‘Stay the course’ is failing, report says
By BILL ADAIR, Times Washington Bureau Chief
Published December 7, 2006
WASHINGTON – For nearly four years, President Bush has repeatedly vowed to stay the course in Iraq and portrayed his critics as cowards who want to “cut and run.
Since the war began in 2003, Bush has used the phrase “stay the course” 60 times and has mentioned cutting and running 39. But the sobering report of the Iraq Study Group now asks Bush to do the very thing he has criticized: to dramatically change course
The report, issued on the same day that 10 more American troops died in Iraq, paints a bleak picture
“The situation in Iraq is grave and deteriorating,” it says, declaring that Bush’s approach has failed.
“Current U.S. policy is not working,” the report says. “Making no changes in policy would simply delay the day of reckoning at a high cost.
James Baker, the co-chairman of the panel and a longtime friend of the Bush family, put it this way: “We do not recommend a stay-the-course solution. In our opinion, that is no longer viable.
As we consider President Bush’s “stay the course” strategy in Iraq – and the harsh criticisms of the recent Iraq Study Group – I am challenged by the parallels to the church in America.
‘Stay the course’ is failing.It appears obvious that the strategy being implemented by the American church is losing ground. To borrow from the words of the Iraq Study Group report – The situation in the United States “is grave and deteriorating.”
The Western world is the only major segment of the world’s population in which Christianity is not growing. The percentage of adults in the United States who attend church is decreasing. According to George Barna – “There has been a 92% increase in the number of unchurched Americans in the last thirteen years. In 1991 there were 39 million unchurched Americans compared with 75 million currently.” (2004) www.barna.org
In Lost in America, Clegg and Bird state: “The way Christians do church today is the equivalent of ignoring millions of desperate, but unrecognized, cries for help. We’re letting an increasing number of our neighbors and friends die without a personal exposure to the life-giving good news of Jesus Christ. Unless we make some drastic changes, many people are likely to perish, and we’ll fail in the mission of what God has called us to become and to do.” (p 15)
Are changes necessary? Absolutely.
Should the church simply “stay the course”? Is that option even viable? Absolutely not.
As my friend Mike Livingston emphasizes – we need more boots on the ground. This doesn’t mean that we need simply to deploy more professional pastors, but rather we must train and deploy every Christ follower for the mission – to be missionaries in their neighborhoods and workplaces.
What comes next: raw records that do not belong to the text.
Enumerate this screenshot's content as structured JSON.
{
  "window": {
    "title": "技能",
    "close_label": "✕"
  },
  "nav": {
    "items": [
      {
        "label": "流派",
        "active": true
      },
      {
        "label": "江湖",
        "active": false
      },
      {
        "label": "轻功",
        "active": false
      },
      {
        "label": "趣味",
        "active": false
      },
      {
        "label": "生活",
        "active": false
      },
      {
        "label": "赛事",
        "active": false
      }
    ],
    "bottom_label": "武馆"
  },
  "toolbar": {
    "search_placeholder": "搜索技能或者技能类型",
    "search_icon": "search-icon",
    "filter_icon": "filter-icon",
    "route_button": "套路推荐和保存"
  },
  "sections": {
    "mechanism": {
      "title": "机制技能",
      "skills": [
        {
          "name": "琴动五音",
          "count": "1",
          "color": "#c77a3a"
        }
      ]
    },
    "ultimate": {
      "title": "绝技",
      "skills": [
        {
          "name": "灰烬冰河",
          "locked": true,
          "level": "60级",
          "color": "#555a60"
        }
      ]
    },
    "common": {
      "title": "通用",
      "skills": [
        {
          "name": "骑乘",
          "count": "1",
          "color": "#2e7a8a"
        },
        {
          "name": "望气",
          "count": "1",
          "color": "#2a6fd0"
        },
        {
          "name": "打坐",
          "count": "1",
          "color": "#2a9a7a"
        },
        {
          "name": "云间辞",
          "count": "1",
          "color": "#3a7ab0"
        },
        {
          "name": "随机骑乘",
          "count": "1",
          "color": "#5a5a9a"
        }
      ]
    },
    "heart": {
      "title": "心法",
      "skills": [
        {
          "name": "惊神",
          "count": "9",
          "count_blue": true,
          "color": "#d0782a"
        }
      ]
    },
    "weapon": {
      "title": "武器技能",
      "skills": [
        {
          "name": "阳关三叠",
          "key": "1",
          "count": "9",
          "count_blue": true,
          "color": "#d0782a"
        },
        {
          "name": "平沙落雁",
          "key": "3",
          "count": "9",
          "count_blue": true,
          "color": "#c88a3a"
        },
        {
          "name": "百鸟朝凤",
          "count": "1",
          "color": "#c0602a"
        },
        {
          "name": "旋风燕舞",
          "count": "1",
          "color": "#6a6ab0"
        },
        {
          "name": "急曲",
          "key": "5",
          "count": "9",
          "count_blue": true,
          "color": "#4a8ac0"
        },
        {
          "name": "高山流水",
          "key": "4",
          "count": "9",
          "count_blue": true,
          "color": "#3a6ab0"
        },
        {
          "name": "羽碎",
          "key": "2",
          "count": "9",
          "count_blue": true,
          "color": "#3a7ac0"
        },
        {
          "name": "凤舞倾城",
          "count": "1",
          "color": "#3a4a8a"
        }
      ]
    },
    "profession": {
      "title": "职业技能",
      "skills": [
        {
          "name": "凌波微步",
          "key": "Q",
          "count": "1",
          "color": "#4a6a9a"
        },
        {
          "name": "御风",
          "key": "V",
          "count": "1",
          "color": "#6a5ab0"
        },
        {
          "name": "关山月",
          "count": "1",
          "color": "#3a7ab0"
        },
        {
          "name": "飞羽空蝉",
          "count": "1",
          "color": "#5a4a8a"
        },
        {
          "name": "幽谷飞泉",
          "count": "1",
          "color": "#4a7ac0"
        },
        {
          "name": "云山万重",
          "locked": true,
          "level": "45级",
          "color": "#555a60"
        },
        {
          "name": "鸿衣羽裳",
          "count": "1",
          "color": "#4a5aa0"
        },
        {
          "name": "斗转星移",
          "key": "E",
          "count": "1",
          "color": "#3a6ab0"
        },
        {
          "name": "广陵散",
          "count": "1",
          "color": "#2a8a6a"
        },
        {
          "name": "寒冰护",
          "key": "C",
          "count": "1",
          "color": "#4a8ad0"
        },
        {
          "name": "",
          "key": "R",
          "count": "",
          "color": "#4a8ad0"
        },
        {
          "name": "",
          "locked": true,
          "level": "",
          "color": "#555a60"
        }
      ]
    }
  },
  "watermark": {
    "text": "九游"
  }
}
Just think what could happen if churches became missionary training centers all across this country?
Instead of seeing local churches as the place to invite unbelievers to hear the gospel, what if local churches became the place to equip every believer as a missionary?
“Stay the course” means that churches function as institutions, rather than becoming local movements of missionaries that transform America. “Stay the course” means continued decline and the closing of churches across this country. “Stay the course” isn’t working. We need a new direction – a new strategy.
It’s time for Missional Transformation. This is what the church in America desperately needs. Missional Transformation is a process of discovery that begins when believers recognize their responsibility before God to align themselves (passions, desires, behaviors, habits) with the missionary purpose of Jesus. This transformation is fueled by a passionate, fervent commitment to the knowledge of the glory of God filling the earth as the water covers the sea (Hab. 2:14). Missional Transformation requires a shift away from “doing church” in ways that are familiar and even comfortable to actually “being Jesus” to everyone! This process of discovery will require an abandonment of many pitfalls of Americanized Christianity including attractionalism, dualism, internalism, duplicitism, clericalism, infantilism, consumerism, and mega-ism. (I will be posting on these pitfalls over the next week.)
Let’s not “stay the course” any longer. May the church in the US become all that God designed the church to be!